Walking into the Boone Family Art Gallery at the Center for the Arts, you are bombarded by the vibrant and delightful “Spots” exhibition, featuring the work of acclaimed abstract artist Bob Zoell.
The “spot” paintings were produced in the late 1980s and early 1990s and are “dazzling meticulous formal variations on the motif of the spot,” according to Brian Tucker, director of the art galleries at PCC.
A reception was held for Zoell in the gallery on Nov. 6 and the exhibition will be on display through Dec. 14.
“It’s feels almost like walking into a children’s book,” said Jaime Rowe, undecided.
Rowe’s favorite thing about “Spots” is that at a glance everything looks clean and simple. “There’s so much going on in them if you look closer. This one looks like a robot’s head but from far away it’s just a bunch of little shapes and cool colors. I love it,” Rowe said.
Originally from Regina, Saskatchewan, Canada, Zoell is now a resident of Pasadena and is renowned in the realms of illustration, painting and public art.

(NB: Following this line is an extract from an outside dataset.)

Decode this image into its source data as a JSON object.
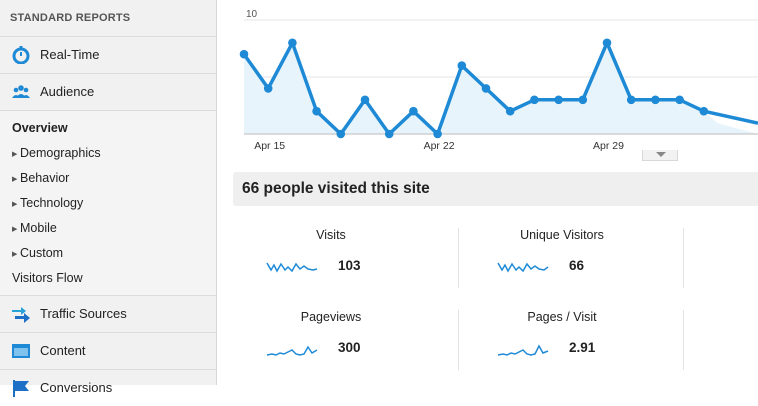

The idea of having an exhibition that displays some of Zoell’s prominent work began developing during Gary Panter’s time as Artist-in-Residence at PCC. Panter invited Zoell to give a lecture that left the students, faculty and staff of the Visual Arts and Media Studies Division excited by Zoell and his work.
“It’s unusual to find someone who has operated at this high a level in so many artistic domains,” Tucker said.
“He’s a really interesting model of an artist who creates work in many categories and doesn’t fit into just one. Though I don’t know if that’s obvious from just one body of work,” he added.
“His work is really nice because it’s very simple but it feels like every piece has a message,” said Chelsea Sulker-Hall, fashion marketing, whose favorite piece was a cel-vinyl and enamel on canvas that was made in 1990.
“I like how the colors blend in with the background and you can’t really see it,” Sulker-Hall said.
Though Zoell has seven covers of The New Yorker magazine to his credit and has had his work featured in prestigious contemporary art museums around the world, PCC students and Angelenos are more exposed to his work than we know.
Zoell’s whimsical ceramic tile mural that displays grinning faces made of punctuation marks and typographical design symbols has been prominently featured at the Wilshire/Vermont Los Angeles Metro Station since 2004. His playfully designed poster celebrating Griffith Park can also be seen on busses and trains throughout the city.
Zoell will be giving a walk through of “Spots” in the Boone Family Art Gallery at noon Friday.